- 1 in 3 support incentives to get people vaccinated.
- 40% of vaccinated people would be prepared to end friendships with unvaccinated friends.
- Interactive map showing results across America.
There are endless stigmas about vaccines and immunization, leading to many controversial debates and misconceptions on the topic. Recently, it was announced that more than half had been fully vaccinated against the coronavirus. Hypothetically, if you have a group of five friends or work colleagues, perhaps two or three of them may be unvaccinated according to these current statistics.
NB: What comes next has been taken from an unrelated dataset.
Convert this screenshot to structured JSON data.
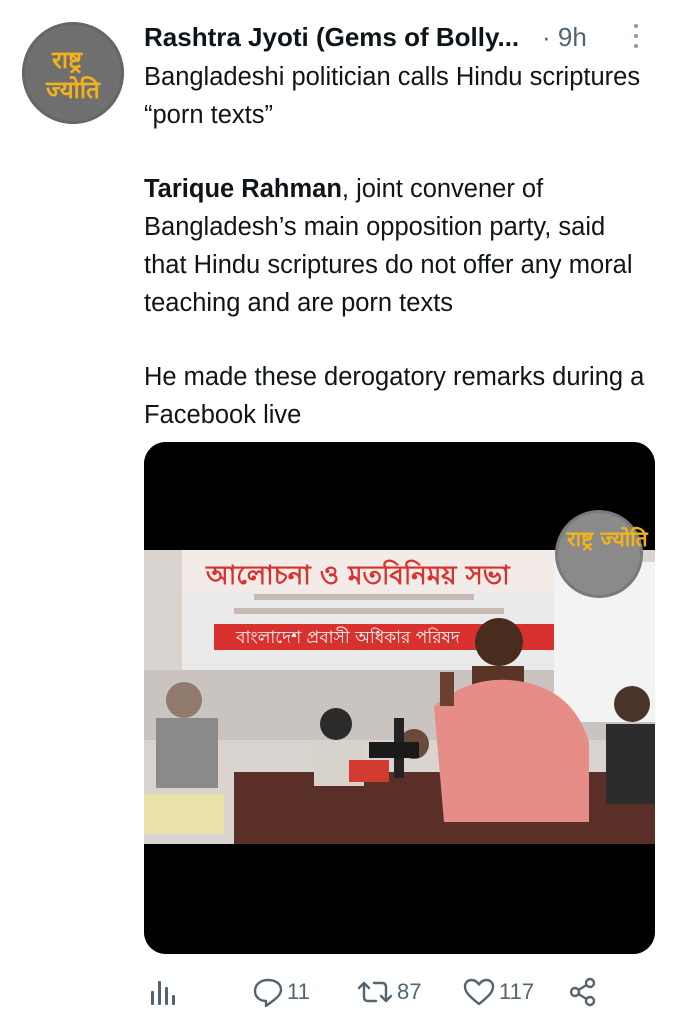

MyBioSource.com, a biotechnical products distribution company, conducted a survey (3,400) to find out if this will impact our social habits, particularly in terms of coming into contact with those who choose not to be vaccinated. It was found that almost half (48%) of vaccinated Americans say that going forward, they will be avoiding contact with friends and colleagues who have chosen not to be vaccinated.
Across the country, this figure was found to be highest in Maryland, with 65% of Marylanders saying they will avoid mixing with non-vaccinated people once lockdowns are fully lifted.Comparatively, just 11% of respondents in more rural Idaho say they will be doing this.
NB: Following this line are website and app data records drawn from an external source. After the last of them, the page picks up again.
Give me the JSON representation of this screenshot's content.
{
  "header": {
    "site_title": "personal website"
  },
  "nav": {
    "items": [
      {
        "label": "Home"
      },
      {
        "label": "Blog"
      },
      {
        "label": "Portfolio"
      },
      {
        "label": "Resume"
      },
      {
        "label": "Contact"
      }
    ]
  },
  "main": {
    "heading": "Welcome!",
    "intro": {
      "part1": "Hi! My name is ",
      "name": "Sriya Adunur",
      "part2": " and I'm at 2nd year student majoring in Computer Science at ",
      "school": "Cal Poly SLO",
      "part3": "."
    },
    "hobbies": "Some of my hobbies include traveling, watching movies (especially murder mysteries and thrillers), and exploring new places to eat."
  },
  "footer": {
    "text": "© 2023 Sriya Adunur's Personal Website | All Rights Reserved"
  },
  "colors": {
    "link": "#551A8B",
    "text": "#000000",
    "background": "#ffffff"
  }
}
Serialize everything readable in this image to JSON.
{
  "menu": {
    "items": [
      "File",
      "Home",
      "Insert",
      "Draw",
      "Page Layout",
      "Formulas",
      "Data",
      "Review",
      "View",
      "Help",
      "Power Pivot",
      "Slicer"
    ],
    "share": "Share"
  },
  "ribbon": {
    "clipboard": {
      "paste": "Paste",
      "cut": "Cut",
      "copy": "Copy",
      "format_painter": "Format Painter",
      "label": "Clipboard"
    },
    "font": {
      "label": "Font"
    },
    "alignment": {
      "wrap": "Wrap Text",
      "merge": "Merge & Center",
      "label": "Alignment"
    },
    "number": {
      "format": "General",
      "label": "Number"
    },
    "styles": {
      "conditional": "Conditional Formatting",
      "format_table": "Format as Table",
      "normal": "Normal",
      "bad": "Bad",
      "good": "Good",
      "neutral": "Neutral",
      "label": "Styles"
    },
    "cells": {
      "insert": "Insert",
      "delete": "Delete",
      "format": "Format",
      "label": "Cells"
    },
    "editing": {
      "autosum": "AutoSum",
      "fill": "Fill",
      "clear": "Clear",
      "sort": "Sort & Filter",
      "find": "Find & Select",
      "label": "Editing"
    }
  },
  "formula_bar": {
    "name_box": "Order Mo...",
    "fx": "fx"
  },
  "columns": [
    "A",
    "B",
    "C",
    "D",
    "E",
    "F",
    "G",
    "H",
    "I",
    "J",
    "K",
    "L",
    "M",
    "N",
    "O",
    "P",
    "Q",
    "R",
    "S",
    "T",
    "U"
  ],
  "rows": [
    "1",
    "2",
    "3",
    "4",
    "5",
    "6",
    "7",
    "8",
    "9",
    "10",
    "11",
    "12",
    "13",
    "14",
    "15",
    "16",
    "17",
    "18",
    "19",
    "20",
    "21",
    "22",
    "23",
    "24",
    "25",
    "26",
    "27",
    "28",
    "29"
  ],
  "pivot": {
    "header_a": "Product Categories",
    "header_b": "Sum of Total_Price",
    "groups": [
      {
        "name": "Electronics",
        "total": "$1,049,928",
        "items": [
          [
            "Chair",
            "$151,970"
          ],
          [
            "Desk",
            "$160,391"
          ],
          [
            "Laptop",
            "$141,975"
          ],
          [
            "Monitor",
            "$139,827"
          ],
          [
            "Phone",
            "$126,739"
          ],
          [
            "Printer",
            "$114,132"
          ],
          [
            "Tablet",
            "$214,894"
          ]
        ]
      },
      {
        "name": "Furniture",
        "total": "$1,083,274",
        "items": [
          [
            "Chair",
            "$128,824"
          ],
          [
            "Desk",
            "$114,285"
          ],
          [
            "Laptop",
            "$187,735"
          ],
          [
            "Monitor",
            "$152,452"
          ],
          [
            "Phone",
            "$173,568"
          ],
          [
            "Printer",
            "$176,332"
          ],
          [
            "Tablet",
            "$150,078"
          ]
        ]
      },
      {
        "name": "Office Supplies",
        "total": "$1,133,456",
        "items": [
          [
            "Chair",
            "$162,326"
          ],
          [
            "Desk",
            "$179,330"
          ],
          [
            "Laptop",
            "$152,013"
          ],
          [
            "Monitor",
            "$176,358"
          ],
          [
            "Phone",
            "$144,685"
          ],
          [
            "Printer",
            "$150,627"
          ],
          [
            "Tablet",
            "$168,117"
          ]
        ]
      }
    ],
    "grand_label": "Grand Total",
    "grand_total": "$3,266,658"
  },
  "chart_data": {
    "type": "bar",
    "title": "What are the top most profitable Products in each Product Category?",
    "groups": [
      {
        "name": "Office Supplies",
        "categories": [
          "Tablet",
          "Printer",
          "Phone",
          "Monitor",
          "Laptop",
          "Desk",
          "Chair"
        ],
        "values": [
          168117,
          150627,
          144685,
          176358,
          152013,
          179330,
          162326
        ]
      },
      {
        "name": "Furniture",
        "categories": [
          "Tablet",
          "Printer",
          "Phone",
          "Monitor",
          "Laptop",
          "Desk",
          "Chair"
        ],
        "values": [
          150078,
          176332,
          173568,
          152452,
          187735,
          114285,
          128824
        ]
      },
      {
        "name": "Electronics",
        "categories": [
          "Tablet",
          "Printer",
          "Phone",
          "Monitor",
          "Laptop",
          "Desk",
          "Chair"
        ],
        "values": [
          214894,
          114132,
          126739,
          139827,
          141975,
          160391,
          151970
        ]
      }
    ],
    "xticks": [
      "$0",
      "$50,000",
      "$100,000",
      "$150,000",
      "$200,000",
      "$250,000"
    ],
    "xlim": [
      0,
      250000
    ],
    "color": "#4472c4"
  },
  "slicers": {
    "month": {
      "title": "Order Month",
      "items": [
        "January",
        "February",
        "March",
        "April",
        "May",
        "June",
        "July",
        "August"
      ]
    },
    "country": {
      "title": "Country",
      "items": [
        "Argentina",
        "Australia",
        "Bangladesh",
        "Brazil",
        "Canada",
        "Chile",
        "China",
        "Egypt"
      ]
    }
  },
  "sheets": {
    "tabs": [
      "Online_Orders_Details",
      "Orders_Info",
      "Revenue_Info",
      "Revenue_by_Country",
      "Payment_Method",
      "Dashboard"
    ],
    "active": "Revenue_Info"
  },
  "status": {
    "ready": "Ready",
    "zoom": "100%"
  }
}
View results across America with this interactive map
Vaccine Freebies: The survey also found that over a third (37%)of respondents agree with the principle of incentives – in the form of money or products – to encourage people to get vaccinated. This follows reports of businesses offering free products to anyone who can prove they have been vaccinated; including Budweiser offering vaccinated over 21s a free round of beer and Krispy Kreme offering a free donut to anyone with POV (proof of vaccination, of course). Phoenix-based The Mint Dispensary, is even offering up free edibles to over 21s upon display of their vaccine card and a Michigan initiative, the ‘Pot for Shots’ program, offers a free pre-rolled joint to over 21s upon POV.
Safety vs. social life:It was also found that 2 in 5 (40%) people who have been vaccinated would be prepared topausefriendships if they discovered some friends refused to be vaccinated. Given that people unvaccinated against the coronavirus can pose a serious health risk to those around them, especially those at high risk for severe illness, perhaps this a concern outweighs the social aspect for some.
Over 1 in 3 (37%) respondents think unvaccinated people should be required to sit separately on public transport facilities, such as buses and trains. Finally, nearly half (46%) of people think public venues, such as gyms, movie theaters and concerts, should have separate opening hours for unvaccinated people, so as to reduce mixing between those who are vaccinated and those who are non-vaccinated.